:: Activity ::
Go through the data that follows and restate each line exactly as it reads.

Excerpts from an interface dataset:

◆ ◆ ◆

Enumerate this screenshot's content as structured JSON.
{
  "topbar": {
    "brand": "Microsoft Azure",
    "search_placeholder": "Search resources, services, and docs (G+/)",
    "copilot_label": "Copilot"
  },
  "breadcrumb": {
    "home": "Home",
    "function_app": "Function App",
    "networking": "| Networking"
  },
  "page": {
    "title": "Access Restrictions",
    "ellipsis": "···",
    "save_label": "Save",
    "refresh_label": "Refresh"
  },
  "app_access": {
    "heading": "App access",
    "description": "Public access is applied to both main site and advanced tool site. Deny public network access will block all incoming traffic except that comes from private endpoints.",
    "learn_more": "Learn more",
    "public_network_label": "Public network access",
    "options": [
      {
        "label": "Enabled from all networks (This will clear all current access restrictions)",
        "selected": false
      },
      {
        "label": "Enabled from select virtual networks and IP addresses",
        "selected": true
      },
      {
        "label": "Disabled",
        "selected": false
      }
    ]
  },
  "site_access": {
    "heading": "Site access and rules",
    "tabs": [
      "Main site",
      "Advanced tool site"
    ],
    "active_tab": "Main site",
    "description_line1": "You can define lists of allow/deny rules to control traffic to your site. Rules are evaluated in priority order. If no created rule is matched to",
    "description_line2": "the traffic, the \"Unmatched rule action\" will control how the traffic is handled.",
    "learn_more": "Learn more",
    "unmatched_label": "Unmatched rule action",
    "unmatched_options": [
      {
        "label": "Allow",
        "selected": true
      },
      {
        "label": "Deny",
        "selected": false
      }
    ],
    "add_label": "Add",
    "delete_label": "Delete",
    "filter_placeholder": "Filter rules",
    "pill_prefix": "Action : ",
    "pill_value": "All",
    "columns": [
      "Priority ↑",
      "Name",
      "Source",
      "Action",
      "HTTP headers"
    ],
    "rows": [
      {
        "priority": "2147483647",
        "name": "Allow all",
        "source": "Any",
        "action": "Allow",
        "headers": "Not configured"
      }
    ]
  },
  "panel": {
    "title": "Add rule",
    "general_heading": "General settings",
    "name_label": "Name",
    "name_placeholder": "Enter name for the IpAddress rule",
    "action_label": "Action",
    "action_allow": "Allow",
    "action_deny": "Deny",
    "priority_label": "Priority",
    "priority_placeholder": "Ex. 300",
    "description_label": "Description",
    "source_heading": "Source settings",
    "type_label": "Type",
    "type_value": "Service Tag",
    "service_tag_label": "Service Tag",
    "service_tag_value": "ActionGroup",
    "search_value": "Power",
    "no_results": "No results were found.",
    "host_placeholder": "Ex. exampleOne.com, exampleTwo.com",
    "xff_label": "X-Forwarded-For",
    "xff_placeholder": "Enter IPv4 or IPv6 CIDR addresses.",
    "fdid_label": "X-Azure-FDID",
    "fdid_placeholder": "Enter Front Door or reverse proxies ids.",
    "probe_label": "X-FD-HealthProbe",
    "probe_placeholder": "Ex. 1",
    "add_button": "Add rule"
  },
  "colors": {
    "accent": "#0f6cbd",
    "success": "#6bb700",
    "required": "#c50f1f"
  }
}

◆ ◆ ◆

:: Answer area ::
Enumerate this screenshot's content as structured JSON.
{
  "topbar": {
    "brand": "Microsoft Azure",
    "search_placeholder": "Search resources, services, and docs (G+/)",
    "copilot_label": "Copilot"
  },
  "breadcrumb": {
    "home": "Home",
    "function_app": "Function App",
    "networking": "| Networking"
  },
  "page": {
    "title": "Access Restrictions",
    "ellipsis": "···",
    "save_label": "Save",
    "refresh_label": "Refresh"
  },
  "app_access": {
    "heading": "App access",
    "description": "Public access is applied to both main site and advanced tool site. Deny public network access will block all incoming traffic except that comes from private endpoints.",
    "learn_more": "Learn more",
    "public_network_label": "Public network access",
    "options": [
      {
        "label": "Enabled from all networks (This will clear all current access restrictions)",
        "selected": false
      },
      {
        "label": "Enabled from select virtual networks and IP addresses",
        "selected": true
      },
      {
        "label": "Disabled",
        "selected": false
      }
    ]
  },
  "site_access": {
    "heading": "Site access and rules",
    "tabs": [
      "Main site",
      "Advanced tool site"
    ],
    "active_tab": "Main site",
    "description_line1": "You can define lists of allow/deny rules to control traffic to your site. Rules are evaluated in priority order. If no created rule is matched to",
    "description_line2": "the traffic, the \"Unmatched rule action\" will control how the traffic is handled.",
    "learn_more": "Learn more",
    "unmatched_label": "Unmatched rule action",
    "unmatched_options": [
      {
        "label": "Allow",
        "selected": true
      },
      {
        "label": "Deny",
        "selected": false
      }
    ],
    "add_label": "Add",
    "delete_label": "Delete",
    "filter_placeholder": "Filter rules",
    "pill_prefix": "Action : ",
    "pill_value": "All",
    "columns": [
      "Priority ↑",
      "Name",
      "Source",
      "Action",
      "HTTP headers"
    ],
    "rows": [
      {
        "priority": "2147483647",
        "name": "Allow all",
        "source": "Any",
        "action": "Allow",
        "headers": "Not configured"
      }
    ]
  },
  "panel": {
    "title": "Add rule",
    "general_heading": "General settings",
    "name_label": "Name",
    "name_placeholder": "Enter name for the IpAddress rule",
    "action_label": "Action",
    "action_allow": "Allow",
    "action_deny": "Deny",
    "priority_label": "Priority",
    "priority_placeholder": "Ex. 300",
    "description_label": "Description",
    "source_heading": "Source settings",
    "type_label": "Type",
    "type_value": "Service Tag",
    "service_tag_label": "Service Tag",
    "service_tag_value": "ActionGroup",
    "search_value": "Power",
    "no_results": "No results were found.",
    "host_placeholder": "Ex. exampleOne.com, exampleTwo.com",
    "xff_label": "X-Forwarded-For",
    "xff_placeholder": "Enter IPv4 or IPv6 CIDR addresses.",
    "fdid_label": "X-Azure-FDID",
    "fdid_placeholder": "Enter Front Door or reverse proxies ids.",
    "probe_label": "X-FD-HealthProbe",
    "probe_placeholder": "Ex. 1",
    "add_button": "Add rule"
  },
  "colors": {
    "accent": "#0f6cbd",
    "success": "#6bb700",
    "required": "#c50f1f"
  }
}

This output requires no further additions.